Exercise material →
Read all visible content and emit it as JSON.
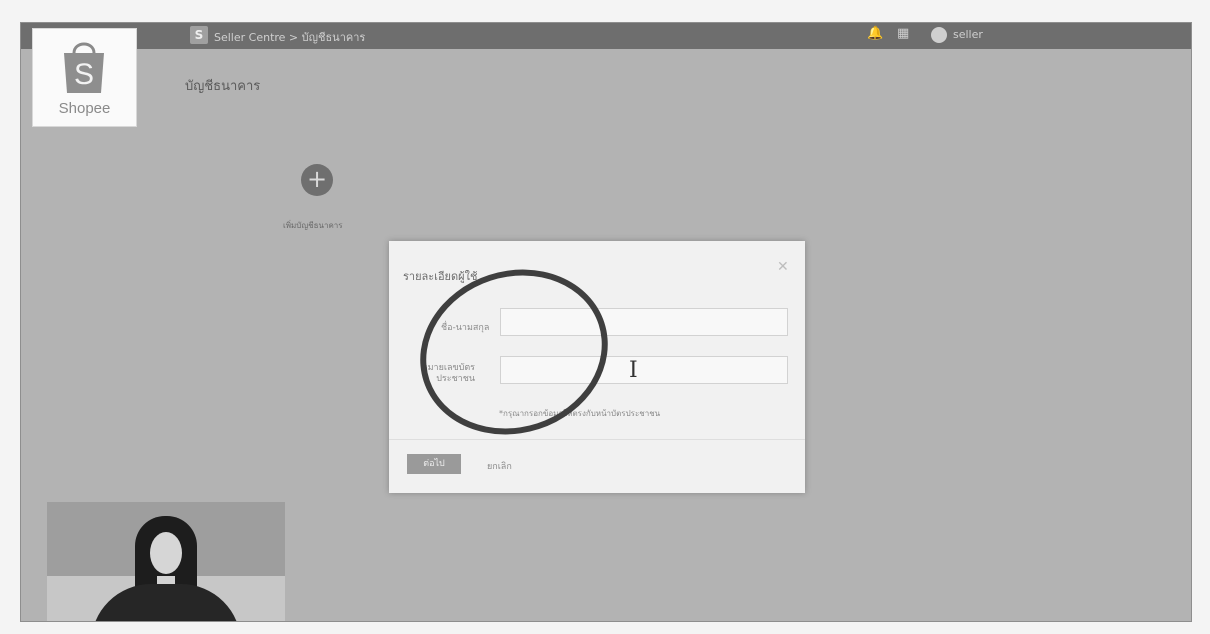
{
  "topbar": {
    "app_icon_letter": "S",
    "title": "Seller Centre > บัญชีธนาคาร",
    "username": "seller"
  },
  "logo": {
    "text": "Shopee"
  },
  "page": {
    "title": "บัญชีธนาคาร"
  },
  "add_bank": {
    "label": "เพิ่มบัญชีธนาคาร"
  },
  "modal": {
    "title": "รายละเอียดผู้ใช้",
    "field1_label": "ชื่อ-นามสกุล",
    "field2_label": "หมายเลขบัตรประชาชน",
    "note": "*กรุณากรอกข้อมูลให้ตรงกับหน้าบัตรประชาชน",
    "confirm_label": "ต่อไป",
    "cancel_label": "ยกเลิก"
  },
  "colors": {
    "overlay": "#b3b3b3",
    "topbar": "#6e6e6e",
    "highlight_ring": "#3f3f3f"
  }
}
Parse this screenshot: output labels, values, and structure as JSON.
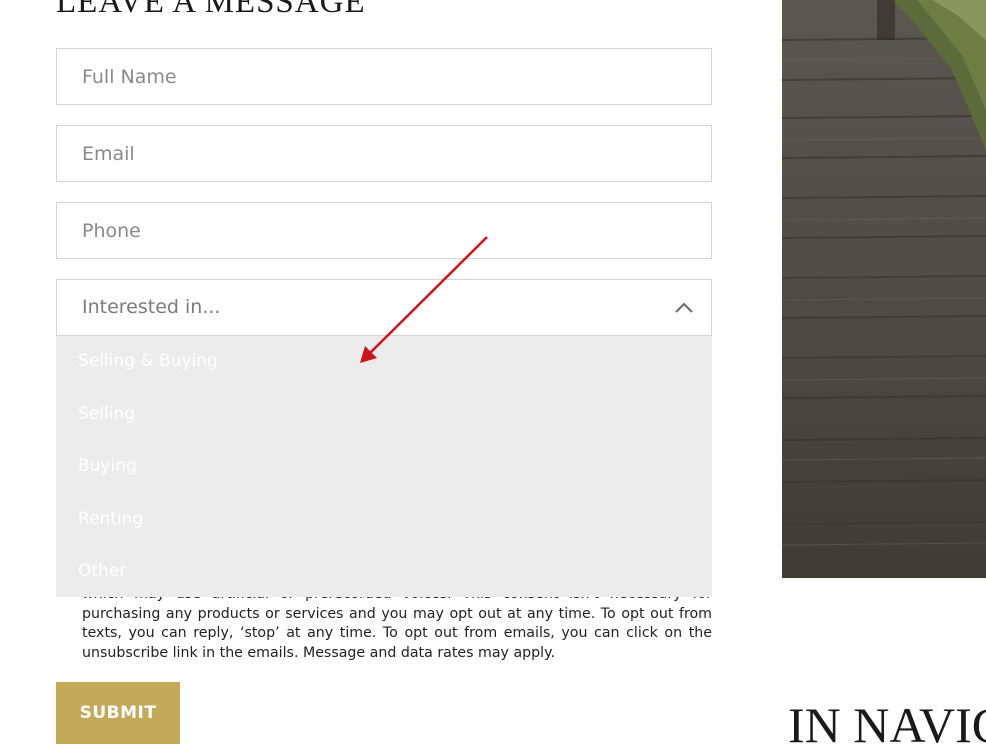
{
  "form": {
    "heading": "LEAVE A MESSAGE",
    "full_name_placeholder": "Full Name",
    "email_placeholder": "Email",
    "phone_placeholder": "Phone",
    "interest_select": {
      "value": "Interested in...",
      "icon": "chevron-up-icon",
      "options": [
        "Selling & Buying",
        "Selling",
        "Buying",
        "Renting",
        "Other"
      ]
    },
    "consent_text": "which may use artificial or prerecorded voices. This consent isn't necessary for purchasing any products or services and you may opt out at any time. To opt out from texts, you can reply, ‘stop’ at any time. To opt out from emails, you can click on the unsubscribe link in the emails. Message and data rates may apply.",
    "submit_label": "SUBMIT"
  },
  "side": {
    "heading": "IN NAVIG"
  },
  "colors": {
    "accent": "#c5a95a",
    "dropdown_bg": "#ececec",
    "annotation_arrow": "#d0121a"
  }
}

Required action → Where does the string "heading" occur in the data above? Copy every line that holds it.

Answer for the task →
    "heading": "LEAVE A MESSAGE",
    "heading": "IN NAVIG"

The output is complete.